CT: The last book that really made me get up off my duff was If Not Me, Then Who?, which was written by the late Salem businessman and philanthropist, Cabell Brand. Cabell was dubbed a “liberal lion” in a profile Beth wrote about him once. But he was so much more — I’ve never met a person more committed to solving the world’s problems. This is a really simple book where Cabell tells his story — how he was raised in affluence but was changed by what he saw after World War II in service of the Marshall Plan. In his charmingly demanding way, he asks the reader, “When are you going to step up?” Cabell suggests we think of it like tithing — wouldn’t the world be better place if we all just gave up 10 percent of our life to a cause we believed in?

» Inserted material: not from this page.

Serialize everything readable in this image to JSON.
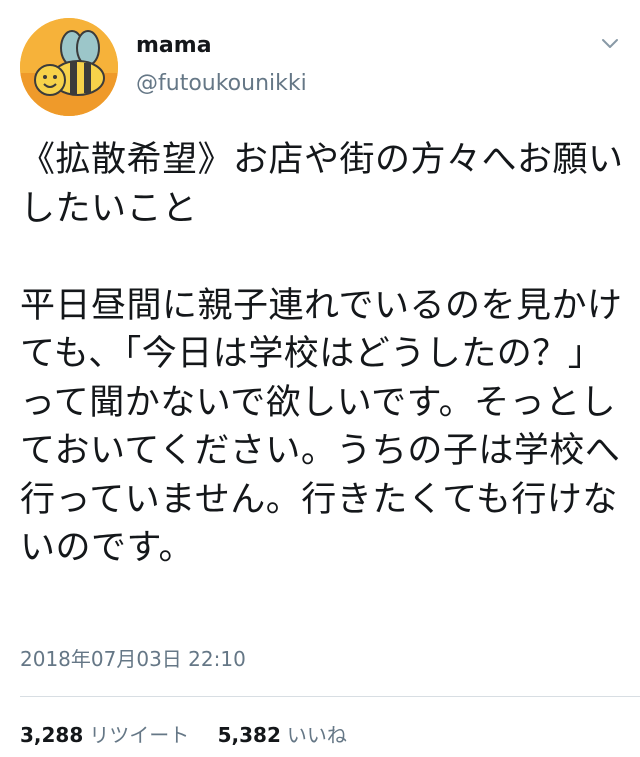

BCR: Okay. That one’s moving to the top of my list. There are causes worthy of the effort, no matter how tough the obstacles. Abating the devastation brought on by opioids is surely one. Taking action together requires hope. What makes you hopeful about the region?

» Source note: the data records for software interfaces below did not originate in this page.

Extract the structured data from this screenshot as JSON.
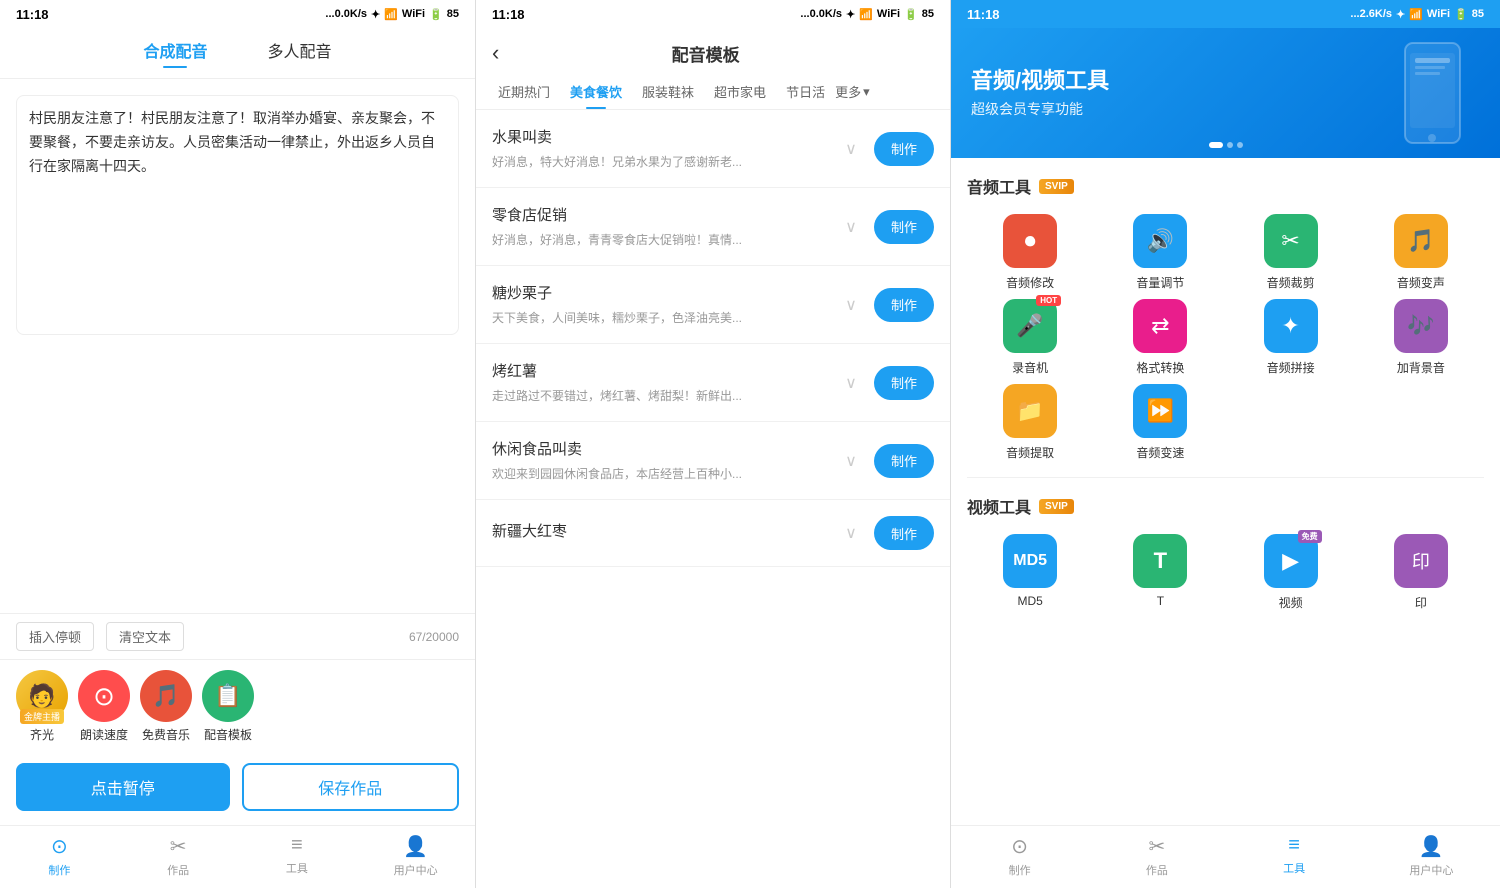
{
  "panel1": {
    "status": {
      "time": "11:18",
      "network": "...0.0K/s",
      "battery": "85"
    },
    "tabs": [
      {
        "label": "合成配音",
        "active": true
      },
      {
        "label": "多人配音",
        "active": false
      }
    ],
    "textarea": {
      "content": "村民朋友注意了！村民朋友注意了！取消举办婚宴、亲友聚会，不要聚餐，不要走亲访友。人员密集活动一律禁止，外出返乡人员自行在家隔离十四天。",
      "placeholder": ""
    },
    "toolbar": {
      "insert_btn": "插入停顿",
      "clear_btn": "清空文本",
      "count": "67/20000"
    },
    "voice_items": [
      {
        "label": "齐光",
        "type": "avatar",
        "badge": "金牌主播"
      },
      {
        "label": "朗读速度",
        "type": "speed"
      },
      {
        "label": "免费音乐",
        "type": "music"
      },
      {
        "label": "配音模板",
        "type": "template"
      }
    ],
    "actions": {
      "pause_btn": "点击暂停",
      "save_btn": "保存作品"
    },
    "bottom_nav": [
      {
        "label": "制作",
        "active": true
      },
      {
        "label": "作品",
        "active": false
      },
      {
        "label": "工具",
        "active": false
      },
      {
        "label": "用户中心",
        "active": false
      }
    ]
  },
  "panel2": {
    "status": {
      "time": "11:18",
      "network": "...0.0K/s",
      "battery": "85"
    },
    "header": {
      "back": "‹",
      "title": "配音模板"
    },
    "categories": [
      {
        "label": "近期热门",
        "active": false
      },
      {
        "label": "美食餐饮",
        "active": true
      },
      {
        "label": "服装鞋袜",
        "active": false
      },
      {
        "label": "超市家电",
        "active": false
      },
      {
        "label": "节日活",
        "active": false
      },
      {
        "label": "更多",
        "active": false
      }
    ],
    "items": [
      {
        "title": "水果叫卖",
        "desc": "好消息，特大好消息！兄弟水果为了感谢新老...",
        "make_btn": "制作"
      },
      {
        "title": "零食店促销",
        "desc": "好消息，好消息，青青零食店大促销啦！真情...",
        "make_btn": "制作"
      },
      {
        "title": "糖炒栗子",
        "desc": "天下美食，人间美味，糯炒栗子，色泽油亮美...",
        "make_btn": "制作"
      },
      {
        "title": "烤红薯",
        "desc": "走过路过不要错过，烤红薯、烤甜梨！新鲜出...",
        "make_btn": "制作"
      },
      {
        "title": "休闲食品叫卖",
        "desc": "欢迎来到园园休闲食品店，本店经营上百种小...",
        "make_btn": "制作"
      },
      {
        "title": "新疆大红枣",
        "desc": "",
        "make_btn": "制作"
      }
    ]
  },
  "panel3": {
    "status": {
      "time": "11:18",
      "network": "...2.6K/s",
      "battery": "85"
    },
    "banner": {
      "title": "音频/视频工具",
      "subtitle": "超级会员专享功能",
      "dots": [
        true,
        false,
        false
      ]
    },
    "audio_tools": {
      "section_title": "音频工具",
      "badge": "SVIP",
      "items": [
        {
          "label": "音频修改",
          "color": "#e8533a",
          "icon": "⏺"
        },
        {
          "label": "音量调节",
          "color": "#1e9ff2",
          "icon": "🔊"
        },
        {
          "label": "音频裁剪",
          "color": "#2ab573",
          "icon": "✂"
        },
        {
          "label": "音频变声",
          "color": "#f5a623",
          "icon": "🎵"
        },
        {
          "label": "录音机",
          "color": "#2ab573",
          "icon": "🎤",
          "hot": true
        },
        {
          "label": "格式转换",
          "color": "#e91e8c",
          "icon": "⇄"
        },
        {
          "label": "音频拼接",
          "color": "#1e9ff2",
          "icon": "✦"
        },
        {
          "label": "加背景音",
          "color": "#9b59b6",
          "icon": "🎶"
        },
        {
          "label": "音频提取",
          "color": "#f5a623",
          "icon": "📁"
        },
        {
          "label": "音频变速",
          "color": "#1e9ff2",
          "icon": "⏩"
        }
      ]
    },
    "video_tools": {
      "section_title": "视频工具",
      "badge": "SVIP",
      "items": [
        {
          "label": "MD5",
          "color": "#1e9ff2",
          "icon": "M"
        },
        {
          "label": "T",
          "color": "#2ab573",
          "icon": "T"
        },
        {
          "label": "视频",
          "color": "#1e9ff2",
          "icon": "▶",
          "free": true
        },
        {
          "label": "印",
          "color": "#9b59b6",
          "icon": "印"
        }
      ]
    },
    "bottom_nav": [
      {
        "label": "制作",
        "active": false
      },
      {
        "label": "作品",
        "active": false
      },
      {
        "label": "工具",
        "active": true
      },
      {
        "label": "用户中心",
        "active": false
      }
    ]
  }
}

CT. We may yell at each other on Facebook or the editorial page, but ultimately, Roanoke gets it done. It may be slower than I’d like, but I haven’t seen the kind of hardened entrenchment that cripples other communities. And now I’m especially hopeful about the Collective Response coalition that formed over the summer in response to the opioid crisis. So often, you see so many good people working in their respective silos on an issue. They all mean well, but they can get possessive and cause slights where none are intended. The result can be the people they’re trying to help falling through the cracks. The Collective Response recognizes that the community will be stronger by working together — even if that means they all don’t agree on how to approach this issue. What’s most important is they’re all in the same room, still talking.

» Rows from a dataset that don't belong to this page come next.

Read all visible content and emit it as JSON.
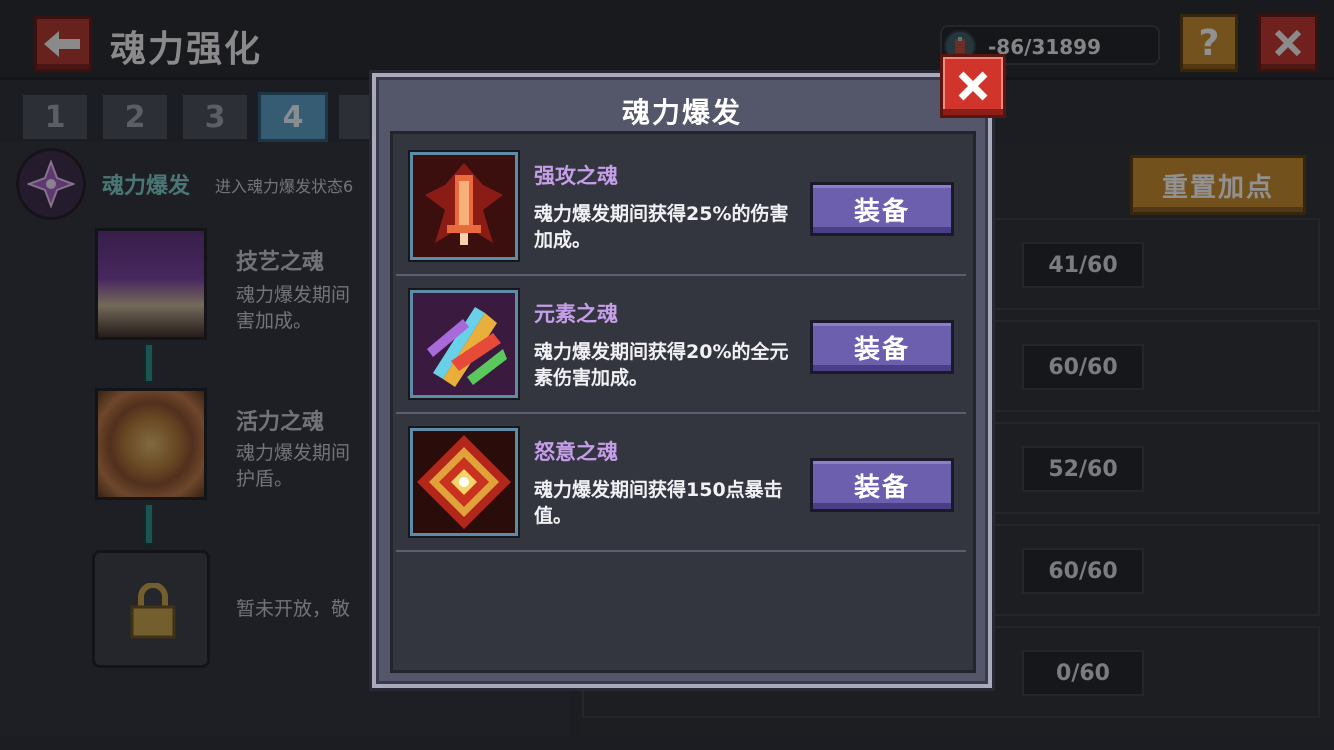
{
  "header": {
    "title": "魂力强化",
    "currency_value": "-86/31899",
    "help_label": "?"
  },
  "tabs": [
    "1",
    "2",
    "3",
    "4"
  ],
  "left": {
    "burst_title": "魂力爆发",
    "burst_desc": "进入魂力爆发状态6",
    "nodes": [
      {
        "title": "技艺之魂",
        "desc": "魂力爆发期间\n害加成。"
      },
      {
        "title": "活力之魂",
        "desc": "魂力爆发期间\n护盾。"
      },
      {
        "title": "",
        "desc": "暂未开放，敬"
      }
    ]
  },
  "right": {
    "reset_label": "重置加点",
    "values": [
      "41/60",
      "60/60",
      "52/60",
      "60/60",
      "0/60"
    ]
  },
  "modal": {
    "title": "魂力爆发",
    "items": [
      {
        "name": "强攻之魂",
        "desc": "魂力爆发期间获得25%的伤害加成。",
        "button": "装备"
      },
      {
        "name": "元素之魂",
        "desc": "魂力爆发期间获得20%的全元素伤害加成。",
        "button": "装备"
      },
      {
        "name": "怒意之魂",
        "desc": "魂力爆发期间获得150点暴击值。",
        "button": "装备"
      }
    ]
  },
  "colors": {
    "accent_purple": "#6c5fae",
    "soul_name": "#c59ee8",
    "tab_active": "#5a9ec6",
    "reset": "#c98b2b",
    "close": "#d0342a"
  }
}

BCR: I agree. We need to cheer on that approach, as well as participate where we can. There are ways we can encourage and promote this response. Hosting the book event in combination with the Collective Response discussion was a way of doing that. What other meaningful impact is the Community College having in our community?
Our President, Dr. Robert Sandel, will say the community college is about getting people jobs, plain and simple. To that end, we’re about economic development — we ask employers what jobs they have to fill, then shuffle our offerings to provide the trained employees to fill those jobs. Of course, it’s much more complicated than that, but that’s our intent — connecting people with jobs and, in the end, a better position in life. Right now, we’re one of three partners in the RAMP business accelerator in downtown Roanoke. That’s a tangible example of Virginia Western directly assisting in the region’s job growth. We could sit back and say, “We’re just about churning out degrees.” But there’s a ton of evidence that shows that’s not the future of higher education. You have to jump in the stream and be an active participant in shaping your community.
BCR: There’s a theme here: do our part. What encourages your ongoing work in creating a world in which you want to live?
CT: I’m so fortunate to work at a place whose mission I support 100 percent. I mean, my primary job at Virginia Western is to raise money for scholarships. How good is that, right? I say this with the utmost sincerity — we change lives, education changes lives. I’ve watched students walk in here, maybe a little insecure and unfocused. But then you see them blossom before your eyes, and you feel proud that you were a small part of that happening. That’s what always keeps me going, whether I was a manager at a newspaper or working at the community college. Open doors, get out of the way and watch what happens!
BCR: Thanks, Carole. Keep opening doors!
What you can do:
★ Volunteer or learn more about the Collective Response by contacting Janine Underwood at 540-344-5156.
★ Contribute to scholarships and the work of Virginia Western Community College.
★ Better understand the issues and what our neighbors are going through by reading Dopesick: Dealers, Doctors, and the Drug Company that Addicted America.